In the previous post, I noted that I got a little carried away with the historical paint-color research before we dove into our renovation. As a result, I picked some colors I later came to seriously dislike.
We started righting past color-wrongs by turning to the sunroom, because it seemed easiest. In fact, the sunroom was a no-brainer. The problem (yellow-y white walls) was clear. And so was the solution (i.e., make those bad boys whiter).
The living room was tougher — truth be told, it’s been stressing me out for a while now. We spend a lot of time in here. And it’s the first room in the house guests see when they walk in. For months I stared at this space, wondering why I didn’t like it more. Finally I couldn’t ignore the answer — which, in all fairness, had been staring me in the face all along.
It was the color. I’d gotten it wrong — really wrong:
What I wanted when we moved in was something ‘historically sensitive,’ which is how I came to choose Benjamin Moore Crisp Khaki for the walls. (I know, I know… “Khaki? WHAT was she thinking…”). On top of that, I chose to paint our enormous, spectacular fireplace BM Cream Fleece. So there you have it: In a misguided attempt to stay true to long-dead trends, I erroneously went with khaki and cream.
While I have detested this color combo pretty much since we put it on the walls, I have remained steadfastly *in love* with the color we chose for the kitchen: BM Simply White. So I got it into my head that this was the color I should use for the living room too.
Because I didn’t want to make a mistake again, though, I did due-diligence. I bought six paint samples — all of them at least two shades lighter than what was already on the walls — and put them in various places throughout the room. For a week it looked like a super lame paint ball fight had taken place in our living room. But at the end of the trial, Simply White was indeed victorious.
[Left: BM Crisp Khaki; right: BM Simply White]
Now, lest you think I’m a total goon, let me say this: There were/are issues that obscured the fact that the paint was all wrong, which is why (I’d like to think) it took me so long to start formulating the fairly straightforward plan of fixing it.
The first issue is laziness. We already painted the room once. Re-painting = super sucky times.

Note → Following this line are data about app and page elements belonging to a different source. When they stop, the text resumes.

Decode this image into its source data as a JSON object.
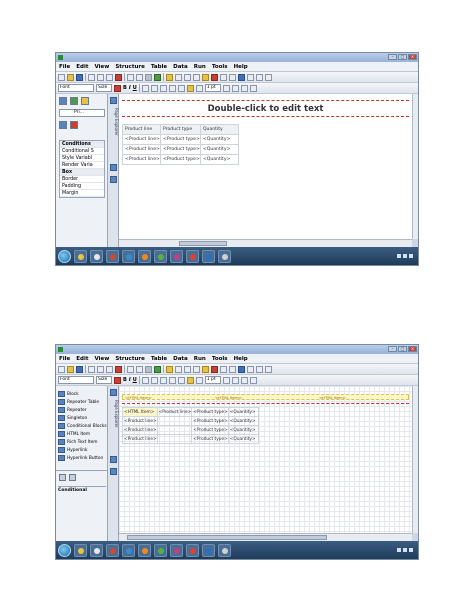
{
  "menu": [
    "File",
    "Edit",
    "View",
    "Structure",
    "Table",
    "Data",
    "Run",
    "Tools",
    "Help"
  ],
  "screenshot1": {
    "font_combo": "Font",
    "size_combo": "Size",
    "size_pt": "1 pt",
    "layout_select": "Pri...",
    "properties": [
      {
        "label": "Conditions",
        "group": true
      },
      {
        "label": "Conditional S",
        "group": false
      },
      {
        "label": "Style Variabl",
        "group": false
      },
      {
        "label": "Render Varia",
        "group": false
      },
      {
        "label": "Box",
        "group": true
      },
      {
        "label": "Border",
        "group": false
      },
      {
        "label": "Padding",
        "group": false
      },
      {
        "label": "Margin",
        "group": false
      }
    ],
    "doc_title": "Double-click to edit text",
    "table": {
      "headers": [
        "Product line",
        "Product type",
        "Quantity"
      ],
      "rows": [
        [
          "<Product line>",
          "<Product type>",
          "<Quantity>"
        ],
        [
          "<Product line>",
          "<Product type>",
          "<Quantity>"
        ],
        [
          "<Product line>",
          "<Product type>",
          "<Quantity>"
        ]
      ]
    },
    "vertical_tab": "Page Explorer"
  },
  "screenshot2": {
    "font_combo": "Font",
    "size_combo": "Size",
    "size_pt": "1 pt",
    "palette": [
      "Block",
      "Repeater Table",
      "Repeater",
      "Singleton",
      "Conditional Blocks",
      "HTML Item",
      "Rich Text Item",
      "Hyperlink",
      "Hyperlink Button"
    ],
    "conditional_label": "Conditional",
    "header_markers": [
      "<HTML Item>",
      "<HTML Item>",
      "<HTML Item>"
    ],
    "table": {
      "rows": [
        [
          "<HTML Item>",
          "<Product line>",
          "<Product type>",
          "<Quantity>"
        ],
        [
          "",
          "<Product line>",
          "<Product type>",
          "<Quantity>"
        ],
        [
          "",
          "<Product line>",
          "<Product type>",
          "<Quantity>"
        ],
        [
          "",
          "<Product line>",
          "<Product type>",
          "<Quantity>"
        ]
      ]
    },
    "vertical_tab": "Page Explorer"
  }
}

Another issue is related to light. There is no direct sunlight to this room. NONE. ZIP. NADA. It’s weird too, since there are four windows. Two face the front porch. The other two face the side porch — which was closed in by previous owners and turned into the sunroom. So now those windows overlook the sunroom. (Yeah, old houses have their quirks…)
A third issue I’ll mention, even though it doesn’t directly relate to paint or painting: layout. You enter into the room directly from the front porch — so you have to walk through the center of the room to access the rest of the house. This means placing floating chairs before the couch, for instance, is a no-go. Basically, the furniture needs to at least sort of hug the edges of the room. I don’t love this fact. And, in the end, it distractedly me a bit from the need to repaint.
(Don’t you just love that Tilly obliges me by
posing snoozing on demand?)
A few slight furniture adjustments have helped considerably (as did the procurement of one ENORMOUS plant, visible in the corner of some of the photos — Big Boy is looking good!).
These pics also show that I finally — finally! — got around to putting some art on the walls. The space above the couch has been a total headache. It’s yuge, you guys.
In our typical fashion, it’s a bit of a high/low thing we’ve got going on here: The basket over the couch is thrifted. The small painting beside it is by French-Armenian artist Jean Jansem. It was a wedding gift from Manny’s grandmother. The painting in the guilt frame beneath is by 19th century French-British artist Alfred Montague. We bought it at auction here in Savannah recently for less than a tenth of its fair market price, if my research serves us correctly. (That, my friends, is why it pays to shop at Savannah auctions!)
The painting over the mantle, visible in the ‘after’ collage above, is by a mid-twentieth century Yugoslavian artist named Mirko Počuča. It too was a wedding gift (from my family). The portrait above the little desk is a copy of a work by Amedeo Modigliani I got at a flea market in Florida for five bucks.
There is still work to be done here, of course. My goal is to have a room that looks like it was designed by Estrid Ericson and Josef Frank. (Yeah, I set modest goals…) That means more textiles, by golly! We are also down a coffee table at the moment, which leaves the center of the room especially bare. And I’m planning to paint the inside of the front door a nice glossy navy or cobalt shade.
All that aside, we’re enjoying no longer feeling like we’re in an early twentieth century cave. Benjamin Moore Simply White for the win!